▸ What you will do:
Repeat the records below in their entirety, exactly.

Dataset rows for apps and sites

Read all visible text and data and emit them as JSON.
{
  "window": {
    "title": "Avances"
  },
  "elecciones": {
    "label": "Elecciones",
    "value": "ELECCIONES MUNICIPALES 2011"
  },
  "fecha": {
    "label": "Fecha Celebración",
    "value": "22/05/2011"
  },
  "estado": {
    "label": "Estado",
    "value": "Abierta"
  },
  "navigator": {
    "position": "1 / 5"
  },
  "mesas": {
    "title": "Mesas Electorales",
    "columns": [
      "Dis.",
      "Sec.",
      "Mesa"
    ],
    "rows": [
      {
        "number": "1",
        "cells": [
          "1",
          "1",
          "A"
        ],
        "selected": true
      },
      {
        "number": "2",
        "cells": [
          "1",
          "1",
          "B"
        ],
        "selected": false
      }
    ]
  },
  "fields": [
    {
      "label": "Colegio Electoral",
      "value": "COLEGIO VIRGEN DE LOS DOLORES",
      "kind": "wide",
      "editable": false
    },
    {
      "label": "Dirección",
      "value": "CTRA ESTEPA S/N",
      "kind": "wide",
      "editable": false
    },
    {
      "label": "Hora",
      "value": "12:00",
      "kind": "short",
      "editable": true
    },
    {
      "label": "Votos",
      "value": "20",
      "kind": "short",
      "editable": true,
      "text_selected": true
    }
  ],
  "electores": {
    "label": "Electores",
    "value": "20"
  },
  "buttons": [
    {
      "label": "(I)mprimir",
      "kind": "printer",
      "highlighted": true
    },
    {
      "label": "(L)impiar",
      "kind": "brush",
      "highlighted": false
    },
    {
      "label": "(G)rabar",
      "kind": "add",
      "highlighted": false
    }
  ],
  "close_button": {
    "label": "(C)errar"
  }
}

▸ Answer area:
Read all visible text and data and emit them as JSON.
{
  "window": {
    "title": "Avances"
  },
  "elecciones": {
    "label": "Elecciones",
    "value": "ELECCIONES MUNICIPALES 2011"
  },
  "fecha": {
    "label": "Fecha Celebración",
    "value": "22/05/2011"
  },
  "estado": {
    "label": "Estado",
    "value": "Abierta"
  },
  "navigator": {
    "position": "1 / 5"
  },
  "mesas": {
    "title": "Mesas Electorales",
    "columns": [
      "Dis.",
      "Sec.",
      "Mesa"
    ],
    "rows": [
      {
        "number": "1",
        "cells": [
          "1",
          "1",
          "A"
        ],
        "selected": true
      },
      {
        "number": "2",
        "cells": [
          "1",
          "1",
          "B"
        ],
        "selected": false
      }
    ]
  },
  "fields": [
    {
      "label": "Colegio Electoral",
      "value": "COLEGIO VIRGEN DE LOS DOLORES",
      "kind": "wide",
      "editable": false
    },
    {
      "label": "Dirección",
      "value": "CTRA ESTEPA S/N",
      "kind": "wide",
      "editable": false
    },
    {
      "label": "Hora",
      "value": "12:00",
      "kind": "short",
      "editable": true
    },
    {
      "label": "Votos",
      "value": "20",
      "kind": "short",
      "editable": true,
      "text_selected": true
    }
  ],
  "electores": {
    "label": "Electores",
    "value": "20"
  },
  "buttons": [
    {
      "label": "(I)mprimir",
      "kind": "printer",
      "highlighted": true
    },
    {
      "label": "(L)impiar",
      "kind": "brush",
      "highlighted": false
    },
    {
      "label": "(G)rabar",
      "kind": "add",
      "highlighted": false
    }
  ],
  "close_button": {
    "label": "(C)errar"
  }
}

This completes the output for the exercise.